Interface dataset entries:
------------------------------------------------------------

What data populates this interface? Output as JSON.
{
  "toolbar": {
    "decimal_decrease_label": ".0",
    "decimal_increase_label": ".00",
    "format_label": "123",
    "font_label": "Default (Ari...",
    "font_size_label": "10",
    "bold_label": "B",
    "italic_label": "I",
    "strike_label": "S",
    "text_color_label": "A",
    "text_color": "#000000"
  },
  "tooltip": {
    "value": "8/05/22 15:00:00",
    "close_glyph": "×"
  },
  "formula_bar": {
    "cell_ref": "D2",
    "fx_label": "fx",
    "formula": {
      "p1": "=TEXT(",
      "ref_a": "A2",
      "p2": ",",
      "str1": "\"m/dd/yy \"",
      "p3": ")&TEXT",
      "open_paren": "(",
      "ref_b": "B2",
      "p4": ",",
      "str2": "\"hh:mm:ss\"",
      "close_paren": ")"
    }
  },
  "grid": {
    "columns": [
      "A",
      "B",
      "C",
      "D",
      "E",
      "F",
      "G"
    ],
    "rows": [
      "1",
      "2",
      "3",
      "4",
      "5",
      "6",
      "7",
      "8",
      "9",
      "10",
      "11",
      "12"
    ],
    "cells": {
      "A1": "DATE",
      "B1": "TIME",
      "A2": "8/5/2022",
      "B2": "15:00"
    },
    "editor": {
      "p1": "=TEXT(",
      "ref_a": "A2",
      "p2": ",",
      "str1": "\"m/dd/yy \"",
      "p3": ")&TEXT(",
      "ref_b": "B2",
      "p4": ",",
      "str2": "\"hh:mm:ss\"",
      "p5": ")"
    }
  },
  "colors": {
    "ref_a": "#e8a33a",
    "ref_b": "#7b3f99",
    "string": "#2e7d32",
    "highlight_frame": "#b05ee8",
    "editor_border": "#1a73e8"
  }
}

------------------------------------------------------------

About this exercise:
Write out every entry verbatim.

Written response:
What data populates this interface? Output as JSON.
{
  "toolbar": {
    "decimal_decrease_label": ".0",
    "decimal_increase_label": ".00",
    "format_label": "123",
    "font_label": "Default (Ari...",
    "font_size_label": "10",
    "bold_label": "B",
    "italic_label": "I",
    "strike_label": "S",
    "text_color_label": "A",
    "text_color": "#000000"
  },
  "tooltip": {
    "value": "8/05/22 15:00:00",
    "close_glyph": "×"
  },
  "formula_bar": {
    "cell_ref": "D2",
    "fx_label": "fx",
    "formula": {
      "p1": "=TEXT(",
      "ref_a": "A2",
      "p2": ",",
      "str1": "\"m/dd/yy \"",
      "p3": ")&TEXT",
      "open_paren": "(",
      "ref_b": "B2",
      "p4": ",",
      "str2": "\"hh:mm:ss\"",
      "close_paren": ")"
    }
  },
  "grid": {
    "columns": [
      "A",
      "B",
      "C",
      "D",
      "E",
      "F",
      "G"
    ],
    "rows": [
      "1",
      "2",
      "3",
      "4",
      "5",
      "6",
      "7",
      "8",
      "9",
      "10",
      "11",
      "12"
    ],
    "cells": {
      "A1": "DATE",
      "B1": "TIME",
      "A2": "8/5/2022",
      "B2": "15:00"
    },
    "editor": {
      "p1": "=TEXT(",
      "ref_a": "A2",
      "p2": ",",
      "str1": "\"m/dd/yy \"",
      "p3": ")&TEXT(",
      "ref_b": "B2",
      "p4": ",",
      "str2": "\"hh:mm:ss\"",
      "p5": ")"
    }
  },
  "colors": {
    "ref_a": "#e8a33a",
    "ref_b": "#7b3f99",
    "string": "#2e7d32",
    "highlight_frame": "#b05ee8",
    "editor_border": "#1a73e8"
  }
}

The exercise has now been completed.